Now, as you may imagine, when four people tuck into a meal like we just did, it attracts some attention. (Especially because during the time we were waiting for our food to arrive, your truly had her nose pressed up against the refrigerator case where there were vacuum sealed packages of their homemade bacon, andouille sausage, tasso, bratwurst, AND smoked trout and duck confit.) So while were sitting there picking our teeth, Damon--one of the cooks--came over and offered us samples of the trout and their pastrami (they offer it in something on the menu called a Redneck Reuben). I buy smoked trout just about every week in the summer from a stand in the Union Square farmer's market and, let me tell you, this gives them a serious run for the money. The pastrami was lean and smoky and--to my mind--a little more like country ham than pastrami but truly delicious just the same.
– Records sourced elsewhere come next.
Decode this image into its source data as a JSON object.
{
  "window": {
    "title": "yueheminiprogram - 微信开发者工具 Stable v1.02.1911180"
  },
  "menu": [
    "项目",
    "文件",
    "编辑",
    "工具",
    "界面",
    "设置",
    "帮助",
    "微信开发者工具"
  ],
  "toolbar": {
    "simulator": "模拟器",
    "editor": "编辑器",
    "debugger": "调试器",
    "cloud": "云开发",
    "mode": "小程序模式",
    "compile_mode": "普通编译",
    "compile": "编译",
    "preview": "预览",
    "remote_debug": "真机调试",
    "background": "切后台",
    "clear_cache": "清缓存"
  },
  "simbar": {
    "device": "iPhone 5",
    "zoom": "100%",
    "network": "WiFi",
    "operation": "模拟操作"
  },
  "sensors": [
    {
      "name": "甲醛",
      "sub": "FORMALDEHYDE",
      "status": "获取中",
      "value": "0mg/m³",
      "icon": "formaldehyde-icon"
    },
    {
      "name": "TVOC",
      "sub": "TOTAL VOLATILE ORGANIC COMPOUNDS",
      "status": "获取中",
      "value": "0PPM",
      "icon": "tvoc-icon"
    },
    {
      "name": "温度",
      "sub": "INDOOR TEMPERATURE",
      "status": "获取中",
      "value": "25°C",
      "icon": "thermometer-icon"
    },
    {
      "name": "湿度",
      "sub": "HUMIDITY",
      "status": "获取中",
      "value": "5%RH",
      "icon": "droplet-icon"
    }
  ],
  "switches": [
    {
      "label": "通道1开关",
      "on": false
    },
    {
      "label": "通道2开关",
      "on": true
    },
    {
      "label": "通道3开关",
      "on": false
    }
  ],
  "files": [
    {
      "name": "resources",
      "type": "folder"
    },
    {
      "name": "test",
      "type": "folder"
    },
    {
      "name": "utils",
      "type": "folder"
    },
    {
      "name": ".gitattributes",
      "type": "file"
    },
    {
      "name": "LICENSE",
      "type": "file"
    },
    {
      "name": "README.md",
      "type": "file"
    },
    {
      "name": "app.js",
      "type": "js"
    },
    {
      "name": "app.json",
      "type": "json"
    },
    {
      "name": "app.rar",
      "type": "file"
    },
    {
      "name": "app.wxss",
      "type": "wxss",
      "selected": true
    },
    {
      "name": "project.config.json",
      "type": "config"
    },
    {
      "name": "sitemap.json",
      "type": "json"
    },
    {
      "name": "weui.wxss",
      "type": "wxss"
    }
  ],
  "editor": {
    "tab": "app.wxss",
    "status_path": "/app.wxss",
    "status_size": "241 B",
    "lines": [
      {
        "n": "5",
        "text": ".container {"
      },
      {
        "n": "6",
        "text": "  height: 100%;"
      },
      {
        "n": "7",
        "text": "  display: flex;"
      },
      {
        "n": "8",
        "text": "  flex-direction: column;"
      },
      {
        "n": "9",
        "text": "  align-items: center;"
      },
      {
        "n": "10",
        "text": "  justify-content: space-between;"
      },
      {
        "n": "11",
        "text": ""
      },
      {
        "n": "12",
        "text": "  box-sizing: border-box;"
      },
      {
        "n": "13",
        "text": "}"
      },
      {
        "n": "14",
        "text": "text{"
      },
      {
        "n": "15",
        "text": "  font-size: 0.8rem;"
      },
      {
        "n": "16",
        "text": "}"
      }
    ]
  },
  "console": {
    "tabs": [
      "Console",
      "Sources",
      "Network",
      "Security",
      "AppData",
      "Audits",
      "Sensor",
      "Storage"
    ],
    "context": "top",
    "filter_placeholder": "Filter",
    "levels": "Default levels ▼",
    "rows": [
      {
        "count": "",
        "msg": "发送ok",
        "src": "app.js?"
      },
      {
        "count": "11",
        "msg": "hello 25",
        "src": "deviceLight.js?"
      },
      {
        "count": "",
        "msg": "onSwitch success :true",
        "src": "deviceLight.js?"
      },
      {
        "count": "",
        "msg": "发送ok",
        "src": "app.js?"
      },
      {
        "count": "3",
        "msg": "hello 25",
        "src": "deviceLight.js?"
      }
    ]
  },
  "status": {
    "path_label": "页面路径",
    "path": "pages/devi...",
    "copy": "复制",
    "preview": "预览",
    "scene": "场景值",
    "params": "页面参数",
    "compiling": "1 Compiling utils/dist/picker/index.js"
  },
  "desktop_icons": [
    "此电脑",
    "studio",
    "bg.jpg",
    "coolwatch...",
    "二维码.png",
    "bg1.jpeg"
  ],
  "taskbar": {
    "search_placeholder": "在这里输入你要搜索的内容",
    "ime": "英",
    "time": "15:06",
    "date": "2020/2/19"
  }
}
BTW--the cost of our meal: 3 platters, a crabcake sandwich, 9 sides, 4 desserts, and 3 ice teas wound up being just on the far side of $50. And we were too stuffed to eat dinner.
We left there just a little bit dazed but happy because we found out that they are going to launch a website where I can order their meats AND because they're going to be up in NYC to cater a wedding in May and, if the timing is right, we'll be able to convince them to cater another little party for us and all our friends who didn't have the good fortune to chow down with us.
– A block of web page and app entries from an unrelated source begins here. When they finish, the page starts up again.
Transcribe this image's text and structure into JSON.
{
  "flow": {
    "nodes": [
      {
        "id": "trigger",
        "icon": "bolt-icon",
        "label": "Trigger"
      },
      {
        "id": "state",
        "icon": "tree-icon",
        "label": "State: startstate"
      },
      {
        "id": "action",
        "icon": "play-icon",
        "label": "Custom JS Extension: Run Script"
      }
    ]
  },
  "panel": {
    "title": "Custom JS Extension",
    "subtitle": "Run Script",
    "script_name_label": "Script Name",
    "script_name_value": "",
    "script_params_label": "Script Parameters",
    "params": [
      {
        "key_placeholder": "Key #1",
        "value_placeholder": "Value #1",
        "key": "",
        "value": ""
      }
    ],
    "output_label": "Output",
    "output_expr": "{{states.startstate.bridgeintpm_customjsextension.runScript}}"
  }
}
So where is this mecca? The Barbecue Joint is on 630 Weaver Dairy Road which I've been told it's out of the way by Chapel Hill standards but it was just a 20 minute car-ride from our friend's apartment in Carborough and for a true chowhound like me, that's the blink-of-an eye.
We love the barbeque joint! One evening, just sitting there enjoying our wonderful meal, my husband said "isn't that the guy on Food TV". I looked, said no way, looked again, and it was Anthony Bourdain! You know, the guy that wrote Kitchen Confidential and Cooks Tour books, had the Cooks Tour show on for about a year (now showing late nights) and former chef at Les Halles in New York City. He was standing about 4 feet from where I was sitting, so I started talking with him and he sat down for about 10 minutes and talked with us about his show and books. And, of course, we all know that Rachel Ray filmed "Forty Dollars a Day" at the Barbecue Joint back several months ago.
I am the 'cue-hound hubbie in question. I have eaten at over twenty barbecue restaurants in NC, and more than once have driven several hours to visit a famous spot . Very, very few of the jernts I've sampled come even close to the deliciousity of the Barebcue Joint in Chapel Hill. If you worship the pig, then go, go, go!